* Directions for this task
Please copy every line of the records below that holds the word "JSON".

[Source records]
= Beginning of Section =

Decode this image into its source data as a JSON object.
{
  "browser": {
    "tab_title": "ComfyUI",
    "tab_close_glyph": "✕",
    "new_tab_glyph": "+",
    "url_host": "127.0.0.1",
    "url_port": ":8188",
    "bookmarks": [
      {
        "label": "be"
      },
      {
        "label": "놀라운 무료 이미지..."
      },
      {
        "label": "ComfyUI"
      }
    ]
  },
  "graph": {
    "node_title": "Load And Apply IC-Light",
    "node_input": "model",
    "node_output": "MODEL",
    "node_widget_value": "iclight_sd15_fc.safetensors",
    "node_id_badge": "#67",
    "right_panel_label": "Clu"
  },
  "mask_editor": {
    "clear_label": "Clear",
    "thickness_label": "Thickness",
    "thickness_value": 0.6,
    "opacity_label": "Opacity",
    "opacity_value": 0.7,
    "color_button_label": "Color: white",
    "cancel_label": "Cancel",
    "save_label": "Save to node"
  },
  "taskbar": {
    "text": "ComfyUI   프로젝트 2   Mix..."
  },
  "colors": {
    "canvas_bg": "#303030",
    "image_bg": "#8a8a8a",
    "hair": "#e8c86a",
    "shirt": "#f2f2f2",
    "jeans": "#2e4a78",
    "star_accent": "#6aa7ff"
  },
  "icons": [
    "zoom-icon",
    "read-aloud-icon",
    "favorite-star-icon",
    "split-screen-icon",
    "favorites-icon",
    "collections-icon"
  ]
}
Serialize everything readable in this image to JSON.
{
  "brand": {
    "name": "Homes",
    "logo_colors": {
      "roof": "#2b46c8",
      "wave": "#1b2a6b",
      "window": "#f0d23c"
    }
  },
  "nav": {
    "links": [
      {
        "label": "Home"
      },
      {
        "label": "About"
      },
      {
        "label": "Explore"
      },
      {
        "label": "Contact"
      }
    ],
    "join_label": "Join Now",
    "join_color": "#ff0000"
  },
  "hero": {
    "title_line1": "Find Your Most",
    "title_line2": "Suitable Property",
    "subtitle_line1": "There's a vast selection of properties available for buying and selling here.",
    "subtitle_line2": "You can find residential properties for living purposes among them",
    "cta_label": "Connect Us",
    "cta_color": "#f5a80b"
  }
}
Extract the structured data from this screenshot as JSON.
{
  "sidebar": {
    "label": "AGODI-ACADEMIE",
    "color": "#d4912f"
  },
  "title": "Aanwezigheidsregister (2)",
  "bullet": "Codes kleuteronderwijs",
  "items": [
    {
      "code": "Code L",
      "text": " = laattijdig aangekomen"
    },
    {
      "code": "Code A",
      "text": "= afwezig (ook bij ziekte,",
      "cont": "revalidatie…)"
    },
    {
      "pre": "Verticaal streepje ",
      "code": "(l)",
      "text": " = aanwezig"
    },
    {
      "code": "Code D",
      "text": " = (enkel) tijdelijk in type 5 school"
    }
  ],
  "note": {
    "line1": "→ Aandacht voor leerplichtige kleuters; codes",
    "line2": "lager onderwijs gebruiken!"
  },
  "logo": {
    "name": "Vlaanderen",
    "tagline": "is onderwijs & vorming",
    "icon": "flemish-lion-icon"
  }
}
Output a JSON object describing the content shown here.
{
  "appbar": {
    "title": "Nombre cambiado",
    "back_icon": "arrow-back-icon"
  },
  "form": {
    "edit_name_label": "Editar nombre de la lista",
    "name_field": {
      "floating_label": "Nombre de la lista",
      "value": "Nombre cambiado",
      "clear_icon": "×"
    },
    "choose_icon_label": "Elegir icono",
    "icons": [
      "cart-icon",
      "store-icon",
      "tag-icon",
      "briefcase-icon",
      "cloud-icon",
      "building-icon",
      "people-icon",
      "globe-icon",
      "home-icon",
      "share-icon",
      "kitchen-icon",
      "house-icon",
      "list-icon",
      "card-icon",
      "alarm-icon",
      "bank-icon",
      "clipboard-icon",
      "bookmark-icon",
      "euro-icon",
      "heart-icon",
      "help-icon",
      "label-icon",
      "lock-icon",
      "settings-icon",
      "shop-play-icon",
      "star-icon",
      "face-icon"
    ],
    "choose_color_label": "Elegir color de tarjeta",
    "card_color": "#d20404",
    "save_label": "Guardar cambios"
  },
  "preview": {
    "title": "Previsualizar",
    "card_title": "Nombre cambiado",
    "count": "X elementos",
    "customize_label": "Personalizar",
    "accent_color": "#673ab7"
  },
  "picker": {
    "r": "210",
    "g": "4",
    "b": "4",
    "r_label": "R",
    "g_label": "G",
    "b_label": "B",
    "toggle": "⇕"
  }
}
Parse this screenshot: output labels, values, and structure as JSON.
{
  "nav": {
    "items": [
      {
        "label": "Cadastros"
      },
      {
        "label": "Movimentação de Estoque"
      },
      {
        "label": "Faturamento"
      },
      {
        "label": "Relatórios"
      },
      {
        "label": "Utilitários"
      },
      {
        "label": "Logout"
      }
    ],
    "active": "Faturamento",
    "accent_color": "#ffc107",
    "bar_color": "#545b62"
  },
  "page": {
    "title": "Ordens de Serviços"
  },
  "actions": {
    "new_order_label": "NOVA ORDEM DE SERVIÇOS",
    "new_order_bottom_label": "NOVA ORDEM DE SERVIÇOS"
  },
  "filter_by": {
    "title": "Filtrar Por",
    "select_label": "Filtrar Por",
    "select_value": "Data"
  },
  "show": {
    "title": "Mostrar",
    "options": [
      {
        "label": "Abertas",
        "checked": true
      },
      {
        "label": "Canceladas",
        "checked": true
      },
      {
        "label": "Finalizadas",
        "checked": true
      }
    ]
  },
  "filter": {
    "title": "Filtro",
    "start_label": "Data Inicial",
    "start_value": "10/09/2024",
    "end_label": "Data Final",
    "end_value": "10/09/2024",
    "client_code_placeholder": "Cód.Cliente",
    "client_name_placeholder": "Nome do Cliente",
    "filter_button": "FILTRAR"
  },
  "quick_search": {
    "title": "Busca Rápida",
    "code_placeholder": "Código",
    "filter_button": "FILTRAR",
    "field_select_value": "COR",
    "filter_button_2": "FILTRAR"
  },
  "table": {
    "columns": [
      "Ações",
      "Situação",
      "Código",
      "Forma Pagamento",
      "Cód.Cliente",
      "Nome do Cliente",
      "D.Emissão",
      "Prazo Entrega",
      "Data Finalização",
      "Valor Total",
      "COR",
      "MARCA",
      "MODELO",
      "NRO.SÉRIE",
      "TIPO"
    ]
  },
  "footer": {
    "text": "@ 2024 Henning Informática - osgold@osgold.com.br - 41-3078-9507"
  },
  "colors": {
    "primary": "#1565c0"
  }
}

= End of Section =

* Final answer
Decode this image into its source data as a JSON object.
Serialize everything readable in this image to JSON.
Extract the structured data from this screenshot as JSON.
Output a JSON object describing the content shown here.
Parse this screenshot: output labels, values, and structure as JSON.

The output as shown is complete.